Energy Costs Push Inflation To 9-Month High
Rising energy and petrol bills combined to push inflation to a nine-month high in February, tightening the household spending squeeze.
The Office for National Statistics (ONS) measured the Consumer Prices Index (CPI) at an annual rate of 2.8% in February, up 0.1% on the previous month and in line with economists' forecasts.
The ONS said the increase was also driven by higher video game and photographic equipment costs.
Higher energy bills saw housing costs rise 0.5% between January and February, while transport prices rose 1.2% due to a 4p-a-litre surge in the cost of petrol and 9% increase in air fares.
CPI continues to outstrip wage growth in the UK and the gap is expected to widen as experts predict inflation will top 3% by the summer.
The Treasury shrugged off the increase, insisting it was "in line with market expectations and down by almost a half from its peak of 5.2%."
But there are signs of even further inflationary pressure in the economy as the weaker pound leads to higher oil import costs.
Just last month, the Bank of England forecast that CPI inflation would remain above its 2% target into 2016, pushed up by higher energy and university tuition prices.
The latest inflation figures also cast doubt on the bank's ability to pump more money into the flat-lining economy through its quantitative easing programme.

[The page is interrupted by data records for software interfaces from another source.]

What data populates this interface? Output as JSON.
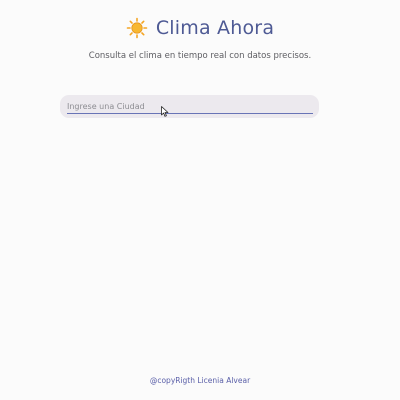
{
  "header": {
    "icon": "sun-icon",
    "title": "Clima Ahora"
  },
  "subtitle": "Consulta el clima en tiempo real con datos precisos.",
  "search": {
    "placeholder": "Ingrese una Ciudad",
    "value": ""
  },
  "footer": {
    "text": "@copyRigth Licenia Alvear"
  },
  "colors": {
    "title": "#4e5a94",
    "accent": "#6874b6",
    "input_bg": "#ece9ee",
    "sun": "#f4a523"
  }
}
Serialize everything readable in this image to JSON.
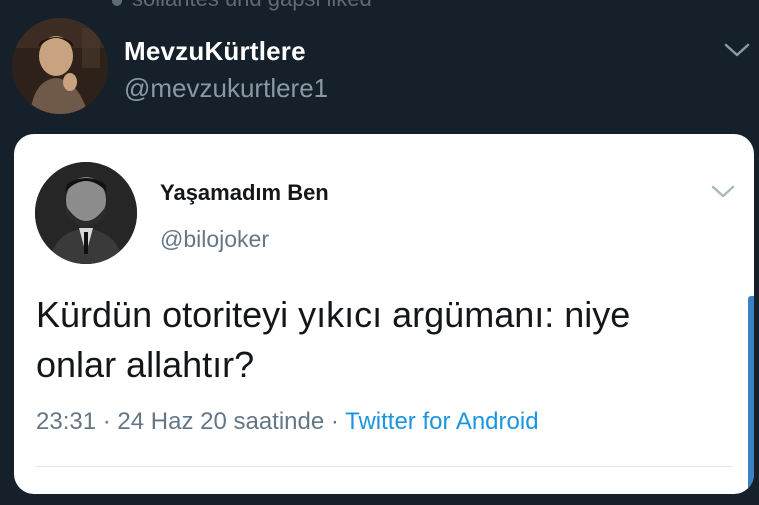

We learn on Wednesday whether out-going governor, Sir Mervyn King, voted again to extend QE by a further £25bn when the minutes of this month's meeting of the monetary policy committee (MPC) are released.
In February, the MPC voted 6-3 against further stimulus.
Commenting on the rise in inflation, TUC General Secretary Frances O'Grady called for action from the Chancellor George Osborne: "Workers are suffering a double whammy of rising prices and stagnating wages.
"Ministers once reassured us that the recovery would be on track by now. Instead the squeeze on people's pay is getting even tighter.
"A boost to living standards is urgently needed in tomorrow's Budget, particularly with yet more welfare cuts due to kick in next month."
:: The Retail Prices Index (RPI), which also includes housing costs, dropped to 3.2% in February from 3.3% in January as food inflation eased slightly.